Skip to content
Texas A&M University

Events for 12/05/2023 from all calendars

Number Theory Seminar

iCal  iCal

Time: 11:10AM - 12:10PM

Location: BLOC 302

Speaker: Giacomo Ferraro, Sapienza University of Rome

Title: A rationality result regarding Pellarin L-functions and special functions

Abstract: The theory of Drinfeld modules, pioneered by Anderson and Thakur in the 90’s, was conceived as a possible analogue to the theory of complex elliptic curves in finite characteristic, where the role of the ring of integers is assumed by the ring of regular functions of some curve $X/\mathbb{F}_q$ outside a point $\infty\in X$. We will introduce Gauss-Thakur sums and Pellarin L-values as analogues to Gauss sums and Dirichlet L-values respectively. Two novel objects – special functions and Pellarin L-functions – arise in this theory, which have no analogue in characteristic 0: they interpolate respectively Gauss-Thakur sums and Pellarin L-values over all possible characters. The main theorem we will talk about is the rationality of the product of special functions and Pellarin L-functions, highlighting its similarity to the classical functional equation for Dirichlet L-functions.

Nonlinear Partial Differential Equations

iCal  iCal

Time: 3:00PM - 4:00PM

Location: BLOC 302

Speaker: Maxime van de Mortel, Rutgers University

Title: Asymptotic behavior of the Klein-Gordon equation on a Schwarzschild black hole

Abstract: It has long been conjectured that the Klein-Gordon equation on a Schwarzschild black hole behaves very differently from the wave equation at late-times, and only decays at a slow t^{-5/6} rate.

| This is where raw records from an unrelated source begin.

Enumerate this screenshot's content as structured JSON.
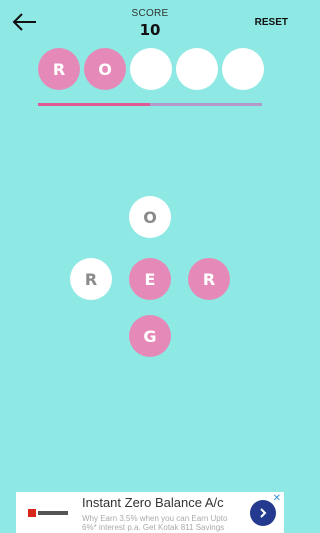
{
  "header": {
    "score_label": "SCORE",
    "score_value": "10",
    "reset_label": "RESET",
    "back_icon": "arrow-left-icon"
  },
  "answer_slots": [
    "R",
    "O",
    "",
    "",
    ""
  ],
  "progress": {
    "value": 0.5
  },
  "tiles": {
    "top": "O",
    "left": "R",
    "center": "E",
    "right": "R",
    "bottom": "G"
  },
  "colors": {
    "background": "#8ee8e3",
    "pink": "#e58ab8",
    "progress": "#e05893"
  },
  "ad": {
    "title": "Instant Zero Balance A/c",
    "text": "Why Earn 3.5% when you can Earn Upto 6%* interest p.a. Get Kotak 811 Savings",
    "logo": "kotak",
    "close": "✕"
  }
}
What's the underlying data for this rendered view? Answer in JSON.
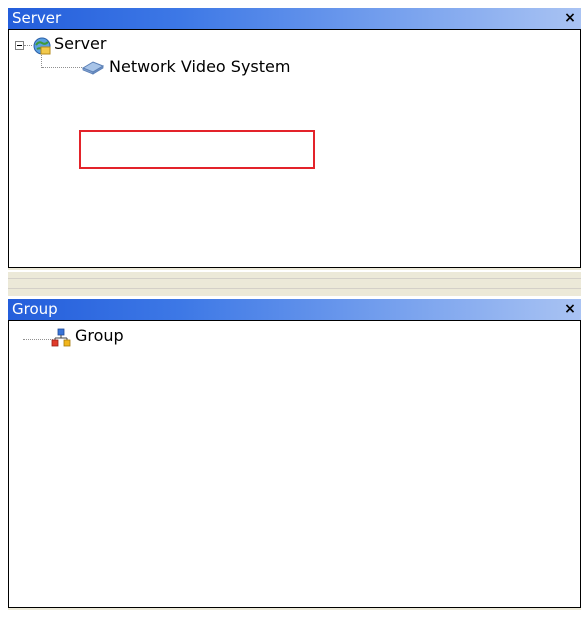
{
  "server_panel": {
    "title": "Server",
    "close_label": "×",
    "tree": {
      "root_label": "Server",
      "child_label": "Network Video System"
    }
  },
  "group_panel": {
    "title": "Group",
    "close_label": "×",
    "tree": {
      "root_label": "Group"
    }
  },
  "colors": {
    "titlebar_start": "#245edb",
    "titlebar_end": "#a9c3f3",
    "highlight_border": "#e3232a",
    "panel_bg": "#ece9d8"
  }
}
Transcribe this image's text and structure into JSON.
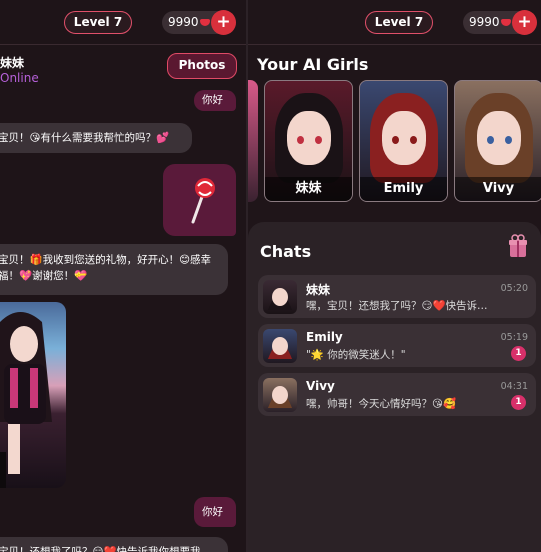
{
  "left": {
    "level_label": "Level 7",
    "coins": "9990",
    "plus": "+",
    "chat_name": "妹妹",
    "chat_status": "Online",
    "photos_label": "Photos",
    "messages": [
      "你好",
      "宝贝！😘有什么需要我帮忙的吗？💕",
      "宝贝！🎁我收到您送的礼物，好开心！😊感幸福！💖谢谢您！💝",
      "你好",
      "宝贝！还想我了吗？😏❤️快告诉我你想要我"
    ]
  },
  "right": {
    "level_label": "Level 7",
    "coins": "9990",
    "plus": "+",
    "your_girls_title": "Your AI Girls",
    "girls": [
      {
        "name": "妹妹",
        "hair_color": "#1a1216",
        "accent": "#c83040"
      },
      {
        "name": "Emily",
        "hair_color": "#8a2020",
        "accent": "#2a3050"
      },
      {
        "name": "Vivy",
        "hair_color": "#6a4028",
        "accent": "#304060"
      }
    ],
    "chats_title": "Chats",
    "chats": [
      {
        "name": "妹妹",
        "preview": "嘿，宝贝！还想我了吗？😏❤️快告诉我你想要我",
        "time": "05:20",
        "unread": ""
      },
      {
        "name": "Emily",
        "preview": "\"🌟 你的微笑迷人！\"",
        "time": "05:19",
        "unread": "1"
      },
      {
        "name": "Vivy",
        "preview": "嘿，帅哥！今天心情好吗？😘🥰",
        "time": "04:31",
        "unread": "1"
      }
    ]
  },
  "colors": {
    "accent_pink": "#e0506a",
    "user_bubble": "#5a1a3a",
    "ai_bubble": "#3b3237",
    "online": "#b560d8"
  }
}
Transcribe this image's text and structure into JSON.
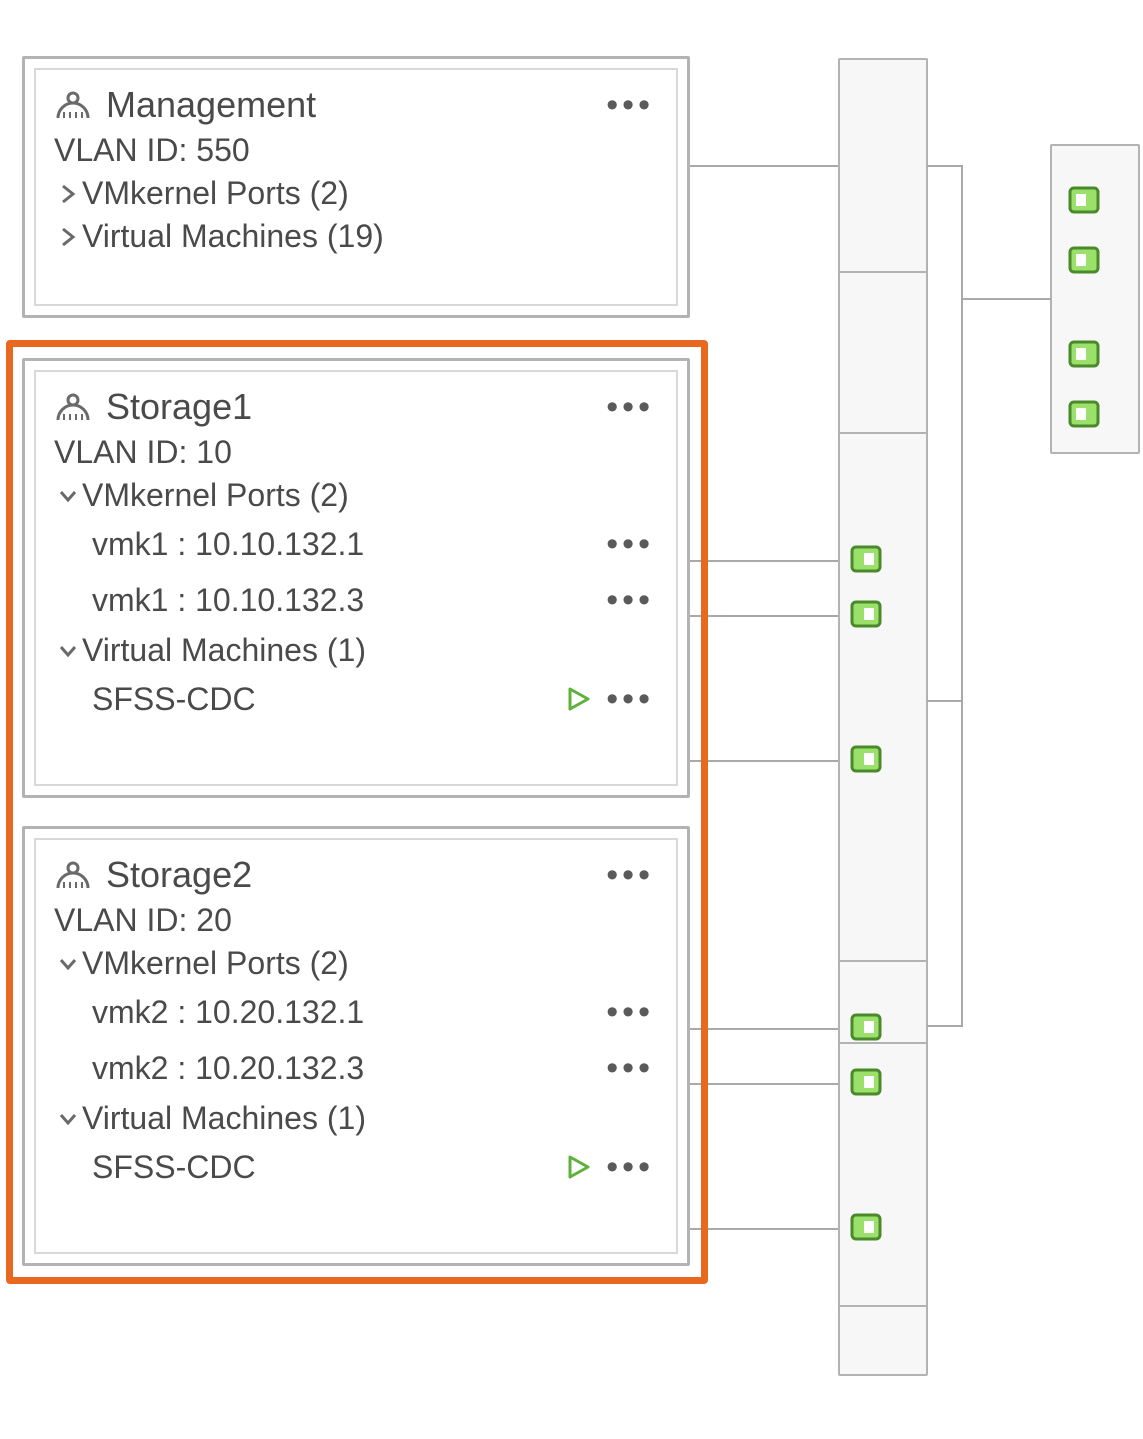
{
  "labels": {
    "vlan_prefix": "VLAN ID: ",
    "vmk_section_prefix": "VMkernel Ports (",
    "vmk_section_suffix": ")",
    "vm_section_prefix": "Virtual Machines (",
    "vm_section_suffix": ")"
  },
  "port_groups": [
    {
      "name": "Management",
      "vlan": "550",
      "vmk_count": "2",
      "vm_count": "19",
      "expanded": false,
      "vmk_items": [],
      "vm_items": []
    },
    {
      "name": "Storage1",
      "vlan": "10",
      "vmk_count": "2",
      "vm_count": "1",
      "expanded": true,
      "vmk_items": [
        {
          "label": "vmk1 : 10.10.132.1"
        },
        {
          "label": "vmk1 : 10.10.132.3"
        }
      ],
      "vm_items": [
        {
          "label": "SFSS-CDC"
        }
      ]
    },
    {
      "name": "Storage2",
      "vlan": "20",
      "vmk_count": "2",
      "vm_count": "1",
      "expanded": true,
      "vmk_items": [
        {
          "label": "vmk2 : 10.20.132.1"
        },
        {
          "label": "vmk2 : 10.20.132.3"
        }
      ],
      "vm_items": [
        {
          "label": "SFSS-CDC"
        }
      ]
    }
  ]
}
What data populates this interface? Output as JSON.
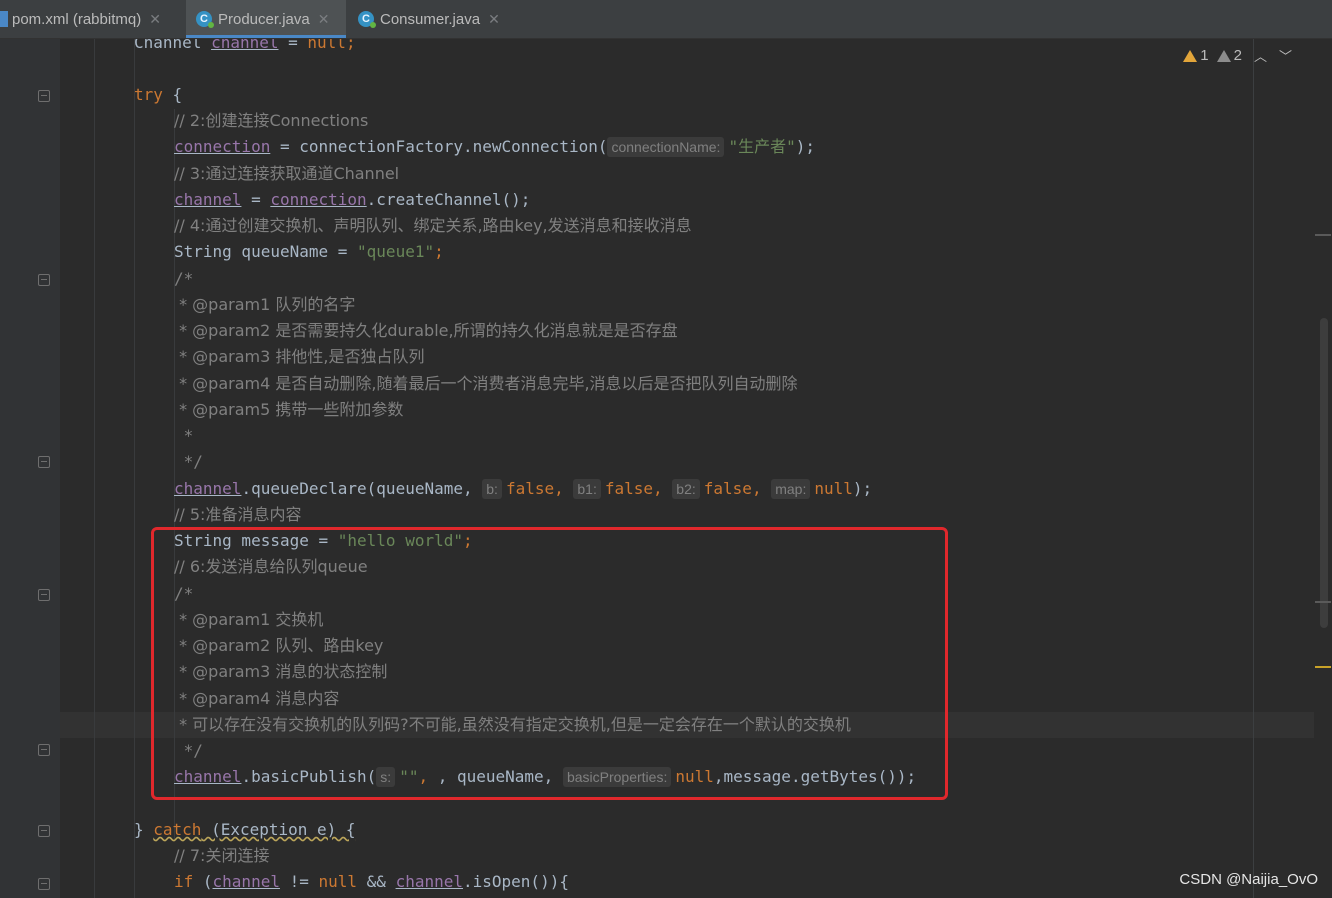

Despite its apparent simplicity, this conjecture had remained open. We discuss its resolution and our recent result establishing late-time tails at the rate t^{-5/6} for each angular mode. Joint work with Federico Pasqualotto and Yakov Shlapentokh-Rothman.


iCal  iCal

Time: 4:00PM - 5:00PM

Location: BLOC 117

Speaker: Hoi Nguyen

Description: Title: On roots of random polynomials Abstract: The study of roots of random polynomials is an active area of research that has been ongoing since the early 1900s. In this talk we will discuss some recent developments, focusing on robust frameworks to establish universality. These include the global and local correlation of roots, the variance of the number of real roots, concentration phenomen, and CLT fluctuation.